So the moment a government puts a finger into the carried doctrine, it soon finds itself encouraged to make the carriers bigger and autonmous for long deep space missions.

It's either that or focusing on typically small size battlecruisers, so small that they actually come in large quantities as redundancies within flotillas or large fleets.
So much that whereas one single efficient bomber could perhaps threaten an entire carrier or even a large battleship, the same bomber couldn't engage all the smaller battlecruisers. These ships would also have a mix of both anti-fighter defenses and heavy guns.

Since WWII and beyond, the threat of a single wayward torpedo is something not to scoff at.
Not so much in SW where warships are well armoured and shielded, and because of fighting in space and not on water or within water, can afford being hit many more times: there's no risk of sinking or breaking because of pressure.

Another crucial factor that explains why SW ships can't completely forget the old battleship paradigm is that whilst fighters and bombers would offer greater range and minimize risks by projecting firepower over greater distance, this is completely circumvented by the ability to come out of hyperspace almost ontop of your target. Therefore it is absolutely impossible to rely on tissue-paper carriers. They have to be jacks of all trades.

That and the fact that laser and turbolaser cannons shoot projetiles that cover great distances much faster than starfighters and their missiles can hope to challenge.
For example, the refinement, improvement of reliability and reduction of size of the railgun or above all the coilgun technology in future times may very well allow for small size battleships to return, but they'll probably need to be flanked by a good array of escort ships equipped with very long range AA missiles and measures against submarines too (unless they're mad stealthy like the DDG-1000).
Plus such ships would be benefiting from carrying large radar systems which would obviously surpass anything assaulting multi-purpose fighters could cast ahead of themselves on their own capacity.
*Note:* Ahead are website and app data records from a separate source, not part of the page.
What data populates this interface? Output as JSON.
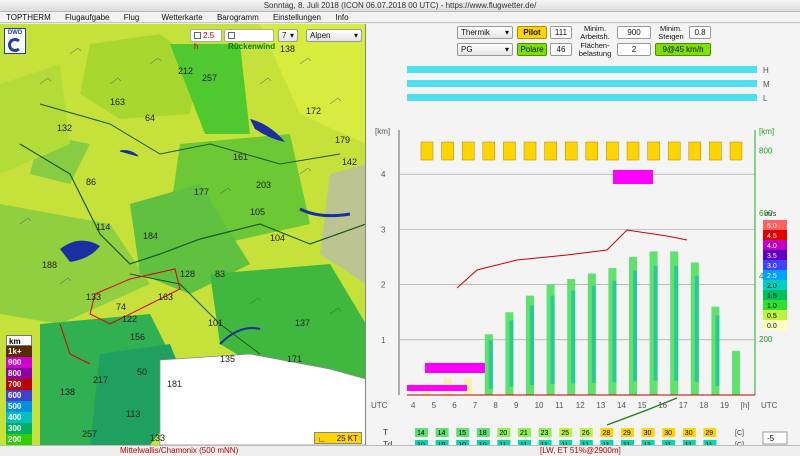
{
  "window": {
    "title": "Sonntag, 8. Juli 2018 (ICON 06.07.2018 00 UTC) - https://www.flugwetter.de/"
  },
  "menu": [
    "TOPTHERM",
    "Flugaufgabe",
    "Flug",
    "Wetterkarte",
    "Barogramm",
    "Einstellungen",
    "Info"
  ],
  "map": {
    "time_label": "2.5 h",
    "tailwind_label": "Rückenwind",
    "tailwind_value": "7",
    "region_select": "Alpen",
    "wind_scale": "25 KT",
    "logo": "DWD",
    "values": [
      "138",
      "212",
      "257",
      "163",
      "64",
      "172",
      "132",
      "179",
      "142",
      "161",
      "203",
      "86",
      "177",
      "105",
      "114",
      "184",
      "104",
      "188",
      "128",
      "83",
      "133",
      "74",
      "163",
      "122",
      "101",
      "137",
      "156",
      "135",
      "171",
      "50",
      "217",
      "181",
      "138",
      "257",
      "113",
      "133"
    ],
    "legend_unit": "km",
    "legend": [
      {
        "label": "1k+",
        "color": "#5a2a00"
      },
      {
        "label": "900",
        "color": "#d000d0"
      },
      {
        "label": "800",
        "color": "#9000a0"
      },
      {
        "label": "700",
        "color": "#c00000"
      },
      {
        "label": "600",
        "color": "#4040d0"
      },
      {
        "label": "500",
        "color": "#0090e0"
      },
      {
        "label": "400",
        "color": "#00c0c0"
      },
      {
        "label": "300",
        "color": "#00b060"
      },
      {
        "label": "200",
        "color": "#30d000"
      },
      {
        "label": "100",
        "color": "#c0e000"
      }
    ]
  },
  "controls": {
    "thermik": "Thermik",
    "pilot_label": "Pilot",
    "pilot_value": "111",
    "min_arbeit_label": "Minim. Arbeitsh.",
    "min_arbeit_value": "900",
    "min_steigen_label": "Minim. Steigen",
    "min_steigen_value": "0.8",
    "pg": "PG",
    "polare_label": "Polare",
    "polare_value": "46",
    "flaechen_label": "Flächen-belastung",
    "flaechen_value": "2",
    "speed_value": "9@45 km/h"
  },
  "chart_data": {
    "type": "heatmap",
    "title": "",
    "xlabel": "UTC",
    "x_ticks": [
      "4",
      "5",
      "6",
      "7",
      "8",
      "9",
      "10",
      "11",
      "12",
      "13",
      "14",
      "15",
      "16",
      "17",
      "18",
      "19",
      "[h]"
    ],
    "y_left_label": "[km]",
    "y_left_ticks": [
      "1",
      "2",
      "3",
      "4"
    ],
    "y_right_label": "[km]",
    "y_right_ticks": [
      "200",
      "400",
      "600",
      "800"
    ],
    "ms_scale_label": "m/s",
    "ms_scale": [
      "5.0",
      "4.5",
      "4.0",
      "3.5",
      "3.0",
      "2.5",
      "2.0",
      "1.5",
      "1.0",
      "0.5",
      "0.0"
    ],
    "row_labels": [
      "H",
      "M",
      "L"
    ],
    "temp_row": {
      "label": "T",
      "unit": "[C]",
      "values": [
        "14",
        "14",
        "15",
        "18",
        "20",
        "21",
        "23",
        "25",
        "26",
        "28",
        "29",
        "30",
        "30",
        "30",
        "29"
      ]
    },
    "dew_row": {
      "label": "Td",
      "unit": "[C]",
      "values": [
        "10",
        "10",
        "10",
        "10",
        "11",
        "11",
        "11",
        "11",
        "11",
        "11",
        "11",
        "11",
        "11",
        "11",
        "11"
      ]
    },
    "zoom_value": "-5",
    "right_top_label": "UTC"
  },
  "status": {
    "location": "Mittelwallis/Chamonix (500 mNN)",
    "info": "[LW, ET 51%@2900m]"
  }
}
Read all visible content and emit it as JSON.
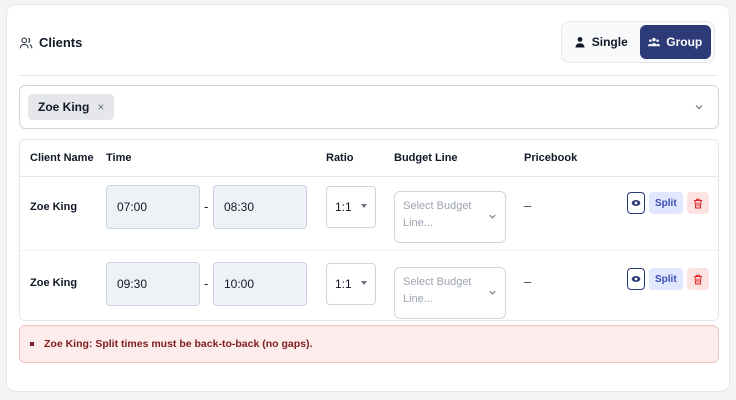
{
  "header": {
    "title": "Clients",
    "toggle": {
      "single_label": "Single",
      "group_label": "Group",
      "selected": "Group"
    }
  },
  "client_select": {
    "selected_chips": [
      "Zoe King"
    ],
    "chip_remove_glyph": "×"
  },
  "table": {
    "columns": [
      "Client Name",
      "Time",
      "Ratio",
      "Budget Line",
      "Pricebook"
    ],
    "rows": [
      {
        "client_name": "Zoe King",
        "start_time": "07:00",
        "time_separator": "-",
        "end_time": "08:30",
        "ratio": "1:1",
        "budget_line_placeholder": "Select Budget Line...",
        "budget_line_lines": [
          "Select Budget",
          "Line..."
        ],
        "pricebook": "–",
        "split_label": "Split"
      },
      {
        "client_name": "Zoe King",
        "start_time": "09:30",
        "time_separator": "-",
        "end_time": "10:00",
        "ratio": "1:1",
        "budget_line_placeholder": "Select Budget Line...",
        "budget_line_lines": [
          "Select Budget",
          "Line..."
        ],
        "pricebook": "–",
        "split_label": "Split"
      }
    ]
  },
  "errors": [
    "Zoe King: Split times must be back-to-back (no gaps)."
  ],
  "colors": {
    "primary": "#2d3a78",
    "split_bg": "#e0e7ff",
    "delete_bg": "#fde2e2",
    "error_bg": "#fdecec",
    "error_text": "#7f1d1d"
  },
  "icons": {
    "header": "users-outline-icon",
    "single": "user-icon",
    "group": "users-icon",
    "select_chevron": "chevron-down-icon",
    "view": "eye-icon",
    "delete": "trash-icon"
  }
}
Back to SW; Only the rebels' multipurpose starfighters and their own hyperdrives allowed them to use raid-like guerilla tactics in space against any target, although such methods would prove limited against fortified stations against which such fighters were no match.

In a movie like Rogue One, one cannot ignore the fact that missiles always were shot at a very close distance of their target and always in a dumb mode fashion.
This even was observed back in The Phantom Menace.

Only engagements between small targets, either on the ground or in space (Slave-1 vs Jedi starfighter or what's seen in ROTS's battle) allow for the use of missiles which are guided.
It's quite implied that larger structures can cast enough of disturbances against the missiles' sensors so as to render them useless in long range guided firing.

This, however, does not explain why the missiles wouldn't rely on visual-spectrum guidance coupled to quite basic AI. Mass production of droids of all sorts proves that optical sensors would be cheap as dirty too and target recognition by shape and memorization by AI would be very easy to come by.
The complete lack of use of flares is conspicuous and hard to explain. Of course, why use any when the weapon that would be thwarted by such defensive measures isn't even used in space battles to begin with? Who knows.


Fri Dec 15, 2017 11:25 pm
Profile
Display posts from previous:  Sort by  
Reply to topic   [ 22 posts ]  Go to page Previous  1, 2

Who is online

Users browsing this forum: No registered users and 1 guest


You cannot post new topics in this forum
You cannot reply to topics in this forum
You cannot edit your posts in this forum
You cannot delete your posts in this forum
You cannot post attachments in this forum

Search for:
Jump to:  
cron
Powered by phpBB® Forum Software © phpBB Group
Designed by ST Software.